Article in English | MEDLINE | ID: covidwho-1744553


The BNT162b2 (Pfizer-BioNTech) mRNA COVID-19 vaccine was recommended by CDC's Advisory Committee on Immunization Practices for persons aged 12-15 years (referred to as adolescents in this report) on May 12, 2021, and for children aged 5-11 years on November 2, 2021 (1-4). Real-world data on vaccine effectiveness (VE) in these age groups are needed, especially because when the B.1.1.529 (Omicron) variant became predominant in the United States in December 2021, early investigations of VE demonstrated a decline in protection against symptomatic infection for adolescents aged 12-15 years and adults* (5). The PROTECT† prospective cohort of 1,364 children and adolescents aged 5-15 years was tested weekly for SARS-CoV-2, irrespective of symptoms, and upon COVID-19-associated illness during July 25, 2021-February 12, 2022. Among unvaccinated participants (i.e., those who had received no COVID-19 vaccine doses) with any laboratory-confirmed SARS-CoV-2 infection, those with B.1.617.2 (Delta) variant infections were more likely to report COVID-19 symptoms (66%) than were those with Omicron infections (49%). Among fully vaccinated children aged 5-11 years, VE against any symptomatic and asymptomatic Omicron infection 14-82 days (the longest interval after dose 2 in this age group) after receipt of dose 2 of the Pfizer-BioNTech vaccine was 31% (95% CI = 9%-48%), adjusted for sociodemographic characteristics, health information, frequency of social contact, mask use, location, and local virus circulation. Among adolescents aged 12-15 years, adjusted VE 14-149 days after dose 2 was 87% (95% CI = 49%-97%) against symptomatic and asymptomatic Delta infection and 59% (95% CI = 22%-79%) against Omicron infection. Fully vaccinated participants with Omicron infection spent an average of one half day less sick in bed than did unvaccinated participants with Omicron infection. All eligible children and adolescents should remain up to date with recommended COVID-19 vaccinations.

/administration & dosage , COVID-19/prevention & control , SARS-CoV-2/immunology , Adolescent , Child , Child, Preschool , Cohort Studies , Female , Humans , Male , Prospective Studies , United States
Influenza Other Respir Viruses ; 16(3): 585-593, 2022 05.
Article in English | MEDLINE | ID: covidwho-1621931

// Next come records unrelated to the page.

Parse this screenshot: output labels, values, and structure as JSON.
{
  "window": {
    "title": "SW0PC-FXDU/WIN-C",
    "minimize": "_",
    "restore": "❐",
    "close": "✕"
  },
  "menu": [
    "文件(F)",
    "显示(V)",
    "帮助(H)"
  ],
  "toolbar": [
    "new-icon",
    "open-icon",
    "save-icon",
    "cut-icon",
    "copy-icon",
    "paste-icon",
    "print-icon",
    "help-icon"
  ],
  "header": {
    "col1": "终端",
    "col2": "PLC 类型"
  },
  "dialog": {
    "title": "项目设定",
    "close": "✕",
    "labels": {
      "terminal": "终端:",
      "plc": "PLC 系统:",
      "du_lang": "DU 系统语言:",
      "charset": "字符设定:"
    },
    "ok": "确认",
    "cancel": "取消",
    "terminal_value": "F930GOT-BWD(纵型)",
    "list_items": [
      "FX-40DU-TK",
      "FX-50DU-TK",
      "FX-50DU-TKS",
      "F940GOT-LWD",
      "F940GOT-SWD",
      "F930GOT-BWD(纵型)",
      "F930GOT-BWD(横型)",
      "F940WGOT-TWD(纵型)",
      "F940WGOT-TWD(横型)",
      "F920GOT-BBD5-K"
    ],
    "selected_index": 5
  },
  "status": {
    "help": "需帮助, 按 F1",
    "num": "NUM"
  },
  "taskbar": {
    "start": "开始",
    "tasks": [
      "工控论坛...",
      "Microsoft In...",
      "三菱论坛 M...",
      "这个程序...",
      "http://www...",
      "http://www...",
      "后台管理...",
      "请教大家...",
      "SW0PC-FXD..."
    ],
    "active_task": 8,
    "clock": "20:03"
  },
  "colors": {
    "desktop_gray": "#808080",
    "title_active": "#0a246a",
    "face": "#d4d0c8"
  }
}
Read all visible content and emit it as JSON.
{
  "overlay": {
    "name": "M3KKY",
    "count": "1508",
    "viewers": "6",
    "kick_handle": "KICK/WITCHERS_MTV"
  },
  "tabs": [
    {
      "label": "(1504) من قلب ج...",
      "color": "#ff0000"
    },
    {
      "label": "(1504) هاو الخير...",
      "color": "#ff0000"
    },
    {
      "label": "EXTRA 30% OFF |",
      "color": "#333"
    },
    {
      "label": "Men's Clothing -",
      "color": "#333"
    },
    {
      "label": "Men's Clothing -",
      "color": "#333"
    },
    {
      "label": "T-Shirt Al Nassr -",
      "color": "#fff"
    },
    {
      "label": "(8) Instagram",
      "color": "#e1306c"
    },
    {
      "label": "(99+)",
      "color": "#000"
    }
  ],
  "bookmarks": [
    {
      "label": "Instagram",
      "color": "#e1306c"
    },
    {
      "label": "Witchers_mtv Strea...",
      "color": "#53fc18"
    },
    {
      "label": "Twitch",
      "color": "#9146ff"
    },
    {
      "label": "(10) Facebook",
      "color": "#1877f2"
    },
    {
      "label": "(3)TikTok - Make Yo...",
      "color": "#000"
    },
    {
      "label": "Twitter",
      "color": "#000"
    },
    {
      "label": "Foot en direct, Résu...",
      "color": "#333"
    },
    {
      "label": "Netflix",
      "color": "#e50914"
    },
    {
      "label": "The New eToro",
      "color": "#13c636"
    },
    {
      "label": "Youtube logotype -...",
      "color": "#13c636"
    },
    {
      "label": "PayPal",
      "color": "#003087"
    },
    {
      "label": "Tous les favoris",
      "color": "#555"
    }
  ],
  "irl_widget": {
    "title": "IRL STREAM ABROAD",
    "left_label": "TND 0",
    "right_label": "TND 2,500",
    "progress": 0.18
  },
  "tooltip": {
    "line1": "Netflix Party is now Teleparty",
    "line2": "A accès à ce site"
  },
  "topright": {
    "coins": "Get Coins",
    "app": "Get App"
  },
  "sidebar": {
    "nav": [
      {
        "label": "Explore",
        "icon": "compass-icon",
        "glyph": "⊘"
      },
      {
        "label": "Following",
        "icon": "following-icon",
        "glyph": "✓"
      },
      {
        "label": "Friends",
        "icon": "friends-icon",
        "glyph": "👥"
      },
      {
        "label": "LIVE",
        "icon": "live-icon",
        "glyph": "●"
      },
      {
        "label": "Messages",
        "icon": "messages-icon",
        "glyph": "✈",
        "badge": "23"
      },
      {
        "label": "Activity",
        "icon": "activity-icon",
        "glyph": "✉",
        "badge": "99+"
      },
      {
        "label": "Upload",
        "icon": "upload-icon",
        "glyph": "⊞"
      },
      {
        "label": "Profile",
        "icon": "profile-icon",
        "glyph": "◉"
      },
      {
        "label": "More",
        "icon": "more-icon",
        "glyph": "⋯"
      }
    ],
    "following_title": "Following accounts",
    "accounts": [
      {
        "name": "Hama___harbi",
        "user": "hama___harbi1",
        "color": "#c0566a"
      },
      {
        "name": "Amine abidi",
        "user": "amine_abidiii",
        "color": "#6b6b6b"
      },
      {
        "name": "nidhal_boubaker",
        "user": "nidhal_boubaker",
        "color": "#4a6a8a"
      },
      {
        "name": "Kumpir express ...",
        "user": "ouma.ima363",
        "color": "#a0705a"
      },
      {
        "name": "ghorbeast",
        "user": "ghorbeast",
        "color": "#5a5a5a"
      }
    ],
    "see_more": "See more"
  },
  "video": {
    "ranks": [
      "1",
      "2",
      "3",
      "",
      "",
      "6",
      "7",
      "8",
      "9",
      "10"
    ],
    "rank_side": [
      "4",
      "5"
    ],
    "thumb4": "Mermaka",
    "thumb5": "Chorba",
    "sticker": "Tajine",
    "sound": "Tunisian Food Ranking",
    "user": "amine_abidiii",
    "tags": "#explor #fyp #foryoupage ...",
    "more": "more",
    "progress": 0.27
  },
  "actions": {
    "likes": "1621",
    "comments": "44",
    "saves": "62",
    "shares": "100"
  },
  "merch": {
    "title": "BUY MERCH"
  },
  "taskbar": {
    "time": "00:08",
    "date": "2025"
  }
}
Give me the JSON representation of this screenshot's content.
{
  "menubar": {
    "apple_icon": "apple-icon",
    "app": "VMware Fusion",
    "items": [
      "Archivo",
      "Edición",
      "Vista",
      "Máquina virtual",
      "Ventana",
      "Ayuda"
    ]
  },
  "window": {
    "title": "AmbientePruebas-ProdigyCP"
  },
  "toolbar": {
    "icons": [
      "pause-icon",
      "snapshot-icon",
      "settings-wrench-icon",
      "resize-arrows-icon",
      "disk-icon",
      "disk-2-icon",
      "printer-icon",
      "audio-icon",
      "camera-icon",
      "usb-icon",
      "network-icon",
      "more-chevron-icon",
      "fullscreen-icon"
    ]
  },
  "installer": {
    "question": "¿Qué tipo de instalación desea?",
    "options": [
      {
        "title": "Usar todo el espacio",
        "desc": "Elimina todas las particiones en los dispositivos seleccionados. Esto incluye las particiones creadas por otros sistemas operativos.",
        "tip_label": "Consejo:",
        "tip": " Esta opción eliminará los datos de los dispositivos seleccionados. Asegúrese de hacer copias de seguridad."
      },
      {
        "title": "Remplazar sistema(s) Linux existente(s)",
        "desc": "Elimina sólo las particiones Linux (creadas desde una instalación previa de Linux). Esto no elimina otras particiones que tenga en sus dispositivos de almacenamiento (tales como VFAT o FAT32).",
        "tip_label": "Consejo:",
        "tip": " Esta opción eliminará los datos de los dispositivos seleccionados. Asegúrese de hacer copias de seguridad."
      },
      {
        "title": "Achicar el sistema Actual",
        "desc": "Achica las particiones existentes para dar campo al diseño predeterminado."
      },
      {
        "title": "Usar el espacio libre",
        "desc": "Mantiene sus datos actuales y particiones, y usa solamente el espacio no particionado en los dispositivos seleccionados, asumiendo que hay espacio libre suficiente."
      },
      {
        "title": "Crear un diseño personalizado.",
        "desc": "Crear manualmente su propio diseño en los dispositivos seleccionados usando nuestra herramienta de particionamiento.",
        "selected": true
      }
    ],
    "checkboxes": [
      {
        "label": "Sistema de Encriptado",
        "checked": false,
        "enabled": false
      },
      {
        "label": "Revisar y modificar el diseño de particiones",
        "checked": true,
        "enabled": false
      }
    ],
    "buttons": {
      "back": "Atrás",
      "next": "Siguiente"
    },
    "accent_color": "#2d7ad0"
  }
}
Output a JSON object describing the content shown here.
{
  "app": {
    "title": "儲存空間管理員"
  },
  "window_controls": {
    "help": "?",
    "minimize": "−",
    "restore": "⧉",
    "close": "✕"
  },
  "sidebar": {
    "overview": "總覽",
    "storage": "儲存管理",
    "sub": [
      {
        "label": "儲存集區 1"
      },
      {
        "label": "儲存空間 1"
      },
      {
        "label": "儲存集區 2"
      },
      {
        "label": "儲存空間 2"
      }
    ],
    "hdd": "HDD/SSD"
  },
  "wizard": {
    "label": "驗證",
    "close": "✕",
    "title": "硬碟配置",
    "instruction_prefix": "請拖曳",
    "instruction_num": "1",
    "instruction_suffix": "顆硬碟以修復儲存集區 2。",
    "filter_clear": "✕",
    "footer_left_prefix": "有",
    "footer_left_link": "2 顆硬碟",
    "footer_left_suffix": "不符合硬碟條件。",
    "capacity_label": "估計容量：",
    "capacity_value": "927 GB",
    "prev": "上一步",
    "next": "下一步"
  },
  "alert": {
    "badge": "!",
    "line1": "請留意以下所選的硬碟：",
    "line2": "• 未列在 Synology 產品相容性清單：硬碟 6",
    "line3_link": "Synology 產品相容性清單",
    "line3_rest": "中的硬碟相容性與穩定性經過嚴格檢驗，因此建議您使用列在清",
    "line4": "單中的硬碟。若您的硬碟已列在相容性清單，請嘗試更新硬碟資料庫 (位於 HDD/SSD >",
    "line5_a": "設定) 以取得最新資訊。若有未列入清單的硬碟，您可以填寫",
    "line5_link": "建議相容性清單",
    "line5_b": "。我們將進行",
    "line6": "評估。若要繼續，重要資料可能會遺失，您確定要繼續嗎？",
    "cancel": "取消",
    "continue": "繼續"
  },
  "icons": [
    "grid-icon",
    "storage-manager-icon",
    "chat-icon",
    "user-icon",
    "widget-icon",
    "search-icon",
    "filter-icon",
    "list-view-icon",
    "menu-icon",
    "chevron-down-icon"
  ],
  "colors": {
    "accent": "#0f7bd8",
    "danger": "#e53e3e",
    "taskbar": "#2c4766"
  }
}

BACKGROUND: We sought to evaluate the impact of changes in estimates of COVID-19 vaccine effectiveness on the incidence of laboratory-confirmed infection among frontline workers at high risk for SARS-CoV-2. METHODS: We analyzed data from a prospective frontline worker cohort to estimate the incidence of COVID-19 by month as well as the association of COVID-19 vaccination, occupation, demographics, physical distancing, and mask use with infection risk. Participants completed baseline and quarterly surveys, and each week self-collected mid-turbinate nasal swabs and reported symptoms. RESULTS: Among 1018 unvaccinated and 3531 fully vaccinated workers, the monthly incidence of laboratory-confirmed SARS-CoV-2 infection in January 2021 was 13.9 (95% confidence interval [CI]: 10.4-17.4), declining to 0.5 (95% CI -0.4-1.4) per 1000 person-weeks in June. By September 2021, when the Delta variant predominated, incidence had once again risen to 13.6 (95% CI 7.8-19.4) per 1000 person-weeks. In contrast, there was no reportable incidence among fully vaccinated participants at the end of January 2021, and incidence remained low until September 2021 when it rose modestly to 4.1 (95% CI 1.9-3.8) per 1000. Below average facemask use was associated with a higher risk of infection for unvaccinated participants during exposure to persons who may have COVID-19 and vaccinated participants during hours in the community. CONCLUSIONS: COVID-19 vaccination was significantly associated with a lower risk of SARS-CoV-2 infection despite Delta variant predominance. Our data demonstrate the added protective benefit of facemask use among both unvaccinated and vaccinated frontline workers.

COVID-19 , Emergency Responders , COVID-19/epidemiology , COVID-19/prevention & control , COVID-19 Vaccines , Delivery of Health Care , Humans , Incidence , Prospective Studies , SARS-CoV-2/genetics , Vaccination